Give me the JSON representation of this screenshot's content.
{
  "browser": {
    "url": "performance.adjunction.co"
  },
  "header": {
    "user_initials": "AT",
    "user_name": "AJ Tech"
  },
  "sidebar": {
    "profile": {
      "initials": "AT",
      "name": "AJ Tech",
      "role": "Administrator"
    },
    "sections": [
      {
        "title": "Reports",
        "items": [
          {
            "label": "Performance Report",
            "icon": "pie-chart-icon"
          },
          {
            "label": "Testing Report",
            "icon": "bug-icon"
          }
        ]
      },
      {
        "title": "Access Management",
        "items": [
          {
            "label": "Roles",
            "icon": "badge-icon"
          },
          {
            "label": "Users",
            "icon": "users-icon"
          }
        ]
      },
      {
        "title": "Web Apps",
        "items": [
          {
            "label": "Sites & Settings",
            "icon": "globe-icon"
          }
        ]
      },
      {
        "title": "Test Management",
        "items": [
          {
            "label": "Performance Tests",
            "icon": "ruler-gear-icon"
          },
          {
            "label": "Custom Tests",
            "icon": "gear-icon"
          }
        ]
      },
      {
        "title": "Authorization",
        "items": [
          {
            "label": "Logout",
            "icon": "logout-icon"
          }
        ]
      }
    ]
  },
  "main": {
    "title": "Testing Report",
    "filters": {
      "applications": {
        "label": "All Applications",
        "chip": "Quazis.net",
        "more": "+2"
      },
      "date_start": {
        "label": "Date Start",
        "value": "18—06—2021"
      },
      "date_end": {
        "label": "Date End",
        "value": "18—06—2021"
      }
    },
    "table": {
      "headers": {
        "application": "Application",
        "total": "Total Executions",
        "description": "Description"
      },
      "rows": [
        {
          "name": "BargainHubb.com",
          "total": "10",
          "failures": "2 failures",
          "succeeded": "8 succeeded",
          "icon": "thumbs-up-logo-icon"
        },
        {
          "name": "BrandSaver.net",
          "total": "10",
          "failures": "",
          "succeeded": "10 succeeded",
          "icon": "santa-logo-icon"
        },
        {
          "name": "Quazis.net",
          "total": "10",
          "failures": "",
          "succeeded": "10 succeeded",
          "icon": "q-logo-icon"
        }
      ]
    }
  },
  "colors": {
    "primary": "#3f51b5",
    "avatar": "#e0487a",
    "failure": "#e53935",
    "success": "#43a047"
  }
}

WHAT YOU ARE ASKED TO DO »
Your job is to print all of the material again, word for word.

ANSWER FOR THIS EXERCISE »
Give me the JSON representation of this screenshot's content.
{
  "browser": {
    "url": "performance.adjunction.co"
  },
  "header": {
    "user_initials": "AT",
    "user_name": "AJ Tech"
  },
  "sidebar": {
    "profile": {
      "initials": "AT",
      "name": "AJ Tech",
      "role": "Administrator"
    },
    "sections": [
      {
        "title": "Reports",
        "items": [
          {
            "label": "Performance Report",
            "icon": "pie-chart-icon"
          },
          {
            "label": "Testing Report",
            "icon": "bug-icon"
          }
        ]
      },
      {
        "title": "Access Management",
        "items": [
          {
            "label": "Roles",
            "icon": "badge-icon"
          },
          {
            "label": "Users",
            "icon": "users-icon"
          }
        ]
      },
      {
        "title": "Web Apps",
        "items": [
          {
            "label": "Sites & Settings",
            "icon": "globe-icon"
          }
        ]
      },
      {
        "title": "Test Management",
        "items": [
          {
            "label": "Performance Tests",
            "icon": "ruler-gear-icon"
          },
          {
            "label": "Custom Tests",
            "icon": "gear-icon"
          }
        ]
      },
      {
        "title": "Authorization",
        "items": [
          {
            "label": "Logout",
            "icon": "logout-icon"
          }
        ]
      }
    ]
  },
  "main": {
    "title": "Testing Report",
    "filters": {
      "applications": {
        "label": "All Applications",
        "chip": "Quazis.net",
        "more": "+2"
      },
      "date_start": {
        "label": "Date Start",
        "value": "18—06—2021"
      },
      "date_end": {
        "label": "Date End",
        "value": "18—06—2021"
      }
    },
    "table": {
      "headers": {
        "application": "Application",
        "total": "Total Executions",
        "description": "Description"
      },
      "rows": [
        {
          "name": "BargainHubb.com",
          "total": "10",
          "failures": "2 failures",
          "succeeded": "8 succeeded",
          "icon": "thumbs-up-logo-icon"
        },
        {
          "name": "BrandSaver.net",
          "total": "10",
          "failures": "",
          "succeeded": "10 succeeded",
          "icon": "santa-logo-icon"
        },
        {
          "name": "Quazis.net",
          "total": "10",
          "failures": "",
          "succeeded": "10 succeeded",
          "icon": "q-logo-icon"
        }
      ]
    }
  },
  "colors": {
    "primary": "#3f51b5",
    "avatar": "#e0487a",
    "failure": "#e53935",
    "success": "#43a047"
  }
}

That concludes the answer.